There's no obvious passing of time as the series progresses – the clock hands move and the curtains sometimes close – but it feels quite shielded from the outside. What has your pandemic experience been like?
I feel very fortunate for the experience I've had during this pandemic. I had the opportunity to learn more about myself and someone I adored at the same time. In moments I felt like a kid, almost as if we had a mission to complete together. Work felt effortless, that life presented me with one subject which naturally held my undivided attention. I was able to lean into each minor detail, creating a meticulously layered project.
Has it affected your creativity or drive to make work?
I think this experience has ignited a new consciousness in my work. The enjoyment of creating has become my priority, while the outcome is much less relevant. That isn't to say that I don't value the result, but moreover, I believe genuine presence will bring value to the product itself. In other words, surrendering to the power of inspiration allows it to show up without expectations. This idea not only relieves me of the pressure to create "good content" but invites me to find pleasure in the process.
Is there a single image that means the most to you in this book?
I believe these images are intended to be seen as a whole and each image is incomparable to the next.

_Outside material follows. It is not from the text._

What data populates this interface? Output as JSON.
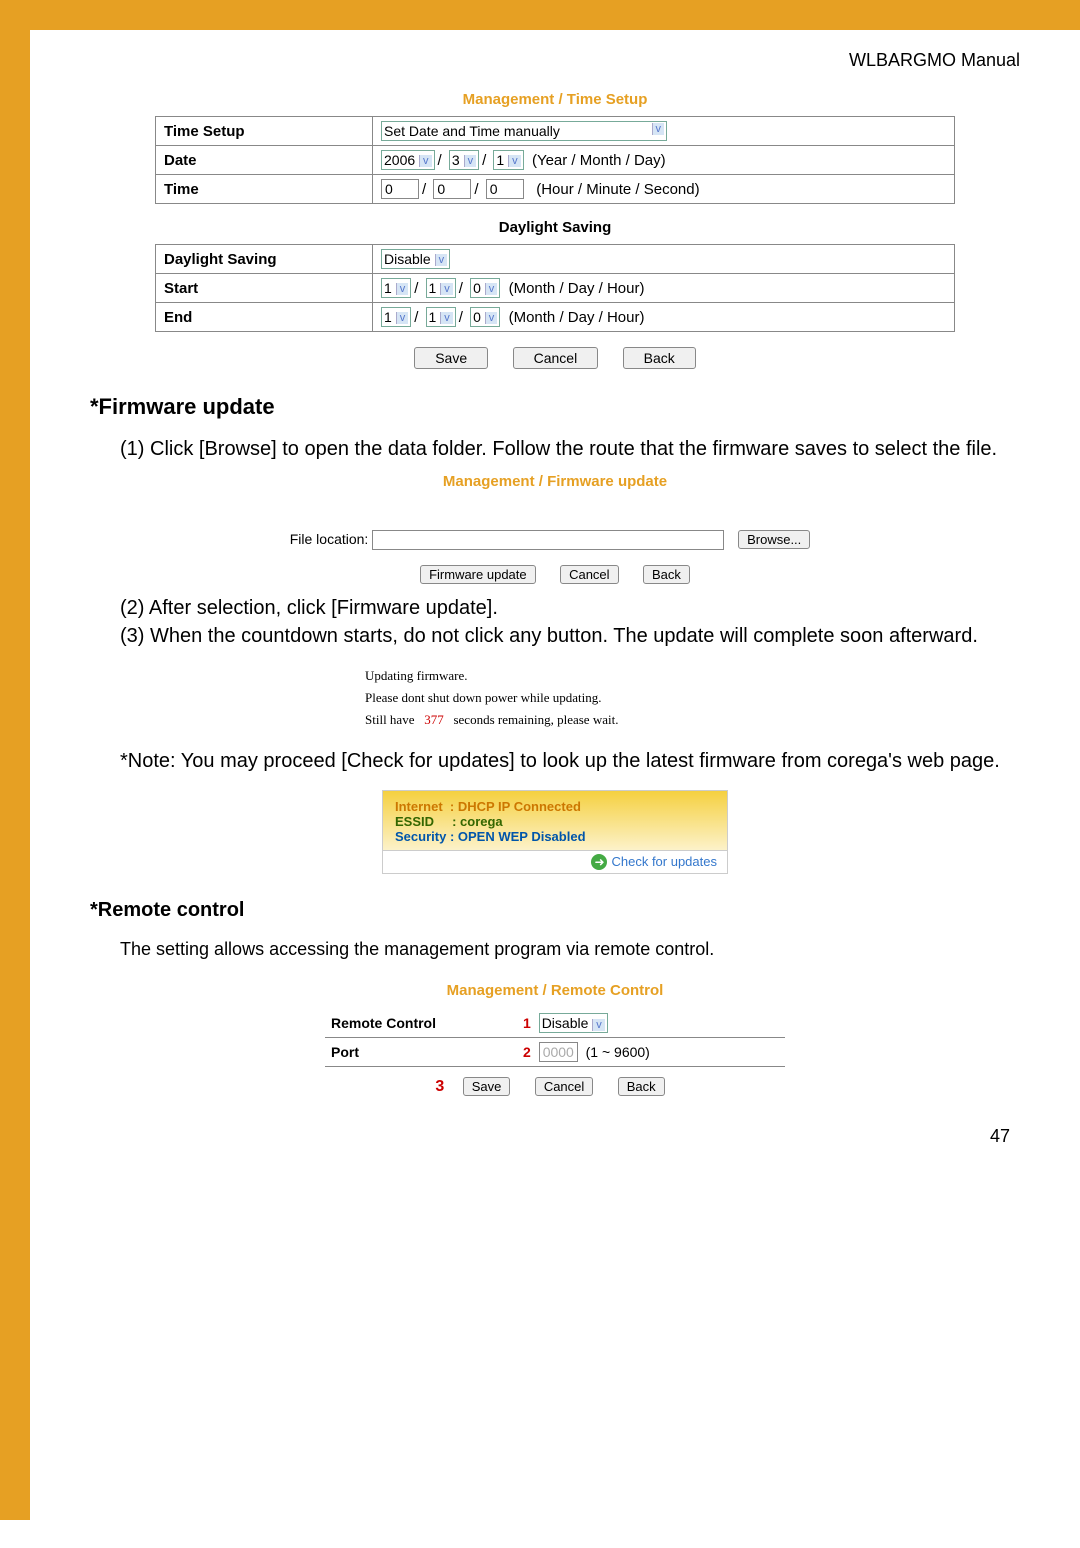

‘April Breeze’, a limited edition zine containing a sequence of 22 photographs, is available to purchase here.
All images courtesy of Krisztian Eder